Two related requirements, in this Association’s view, are imperative for retaining this country’s qualitative edge in the operational field. Aging and obsolescent weapons and equipment must be replaced expeditiously; also, the force structure has to be tailored to the growing, changing threat. Nowhere is this need more pronounced than in the strategic sector, where both offensive and defensive capabilities must be modernized or expanded.
The Administration’s five-pronged strategic program-consisting of ICBMs, strategic bombers, the Trident force, survivable command and control systems, and revitalized strategic defenses — is the categoric imperative of effective US deterrence in the years ahead. Its individual elements are sized and structured to work in concert with one another and to provide in the aggregate an unambiguous response capability essential for successful deterrence of nuclear war. Congress’s recent successful deterrence of nuclear war. Congress’s recent curtailment of individual components of this integrated curtailment of individual components of this integrated program tends to weaken all of them and puts at risk this country’s ability to deter nuclear war in a cohesive, sustained fashion. We urge Congress to support specifically the development and deployment of new, capable ICBMs that are the bedrock of our nuclear deterrence. We simply can’t afford to be wrong in maintaining the tools that are essential for the prevention of nuclear war. This Association believes that ballistic missile and strategic air defenses represent important deterrence capabilities. We must not let them atrophy.
The Administration’s Strategic Defense Initiative (SDI) is a prudent, timely effort to gauge the technical feasibility and cost effectiveness of a layered, comprehensive ballistic missile defense system. SDI, this Association believes, is not escalatory; this research and development initiative represents a critically important, initial response to massive Soviet programs that have placed the USSR in the position of a clear-cut front-runner in strategic offensive missiles and in the field of strategic defense. If technically feasible, strategic defense systems could provide an active means for protecting the American homeland — and our allies — should deterrence fail.
The Air Force Association remains convinced that the need for successful deterrence extends across the spectrum of conflict, including theater nuclear, chemical, and conventional warfare. In cases where deterrence fails, we must respond by the flexible and sufficient application of force to ensure that no area of vital interest is lost by default.

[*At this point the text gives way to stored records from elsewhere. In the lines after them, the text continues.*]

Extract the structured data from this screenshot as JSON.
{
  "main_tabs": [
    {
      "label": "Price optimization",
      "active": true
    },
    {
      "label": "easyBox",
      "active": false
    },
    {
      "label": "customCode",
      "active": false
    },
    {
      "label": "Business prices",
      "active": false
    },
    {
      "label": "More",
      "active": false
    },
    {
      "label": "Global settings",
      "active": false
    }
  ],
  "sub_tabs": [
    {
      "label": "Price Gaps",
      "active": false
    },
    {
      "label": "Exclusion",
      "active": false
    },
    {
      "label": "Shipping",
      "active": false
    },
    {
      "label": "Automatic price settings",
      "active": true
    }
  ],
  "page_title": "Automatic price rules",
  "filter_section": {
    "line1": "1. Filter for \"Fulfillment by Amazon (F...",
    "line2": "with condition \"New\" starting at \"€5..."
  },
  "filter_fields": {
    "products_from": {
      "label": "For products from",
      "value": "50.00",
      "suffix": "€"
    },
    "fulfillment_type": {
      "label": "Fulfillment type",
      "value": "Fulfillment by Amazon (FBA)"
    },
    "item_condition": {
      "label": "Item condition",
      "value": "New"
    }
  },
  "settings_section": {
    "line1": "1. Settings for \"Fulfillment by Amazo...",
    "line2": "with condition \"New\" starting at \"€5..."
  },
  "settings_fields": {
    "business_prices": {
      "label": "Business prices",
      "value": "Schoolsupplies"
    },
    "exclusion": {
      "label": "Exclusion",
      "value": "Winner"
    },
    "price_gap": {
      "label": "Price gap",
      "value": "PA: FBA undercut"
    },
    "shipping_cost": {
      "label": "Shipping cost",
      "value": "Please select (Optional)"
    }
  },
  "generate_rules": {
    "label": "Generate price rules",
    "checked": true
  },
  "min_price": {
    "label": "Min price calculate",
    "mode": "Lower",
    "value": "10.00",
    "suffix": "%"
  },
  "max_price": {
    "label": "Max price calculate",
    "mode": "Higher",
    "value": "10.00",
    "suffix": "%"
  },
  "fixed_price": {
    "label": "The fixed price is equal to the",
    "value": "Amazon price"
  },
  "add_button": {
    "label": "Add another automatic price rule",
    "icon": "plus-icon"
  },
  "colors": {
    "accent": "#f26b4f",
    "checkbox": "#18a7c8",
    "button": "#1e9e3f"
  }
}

If war is force upon us, we must win — we cannot allow aggression to benefit the aggressor.
In summary, the Air Force Association sees clear evidence that the Soviet challenge and threat to our interests are global and mounting; deterrence requires, therefore, that we maintain the qualitative edge across all of America’s global response capabilities. Anything less would jeopardize peace and liberty.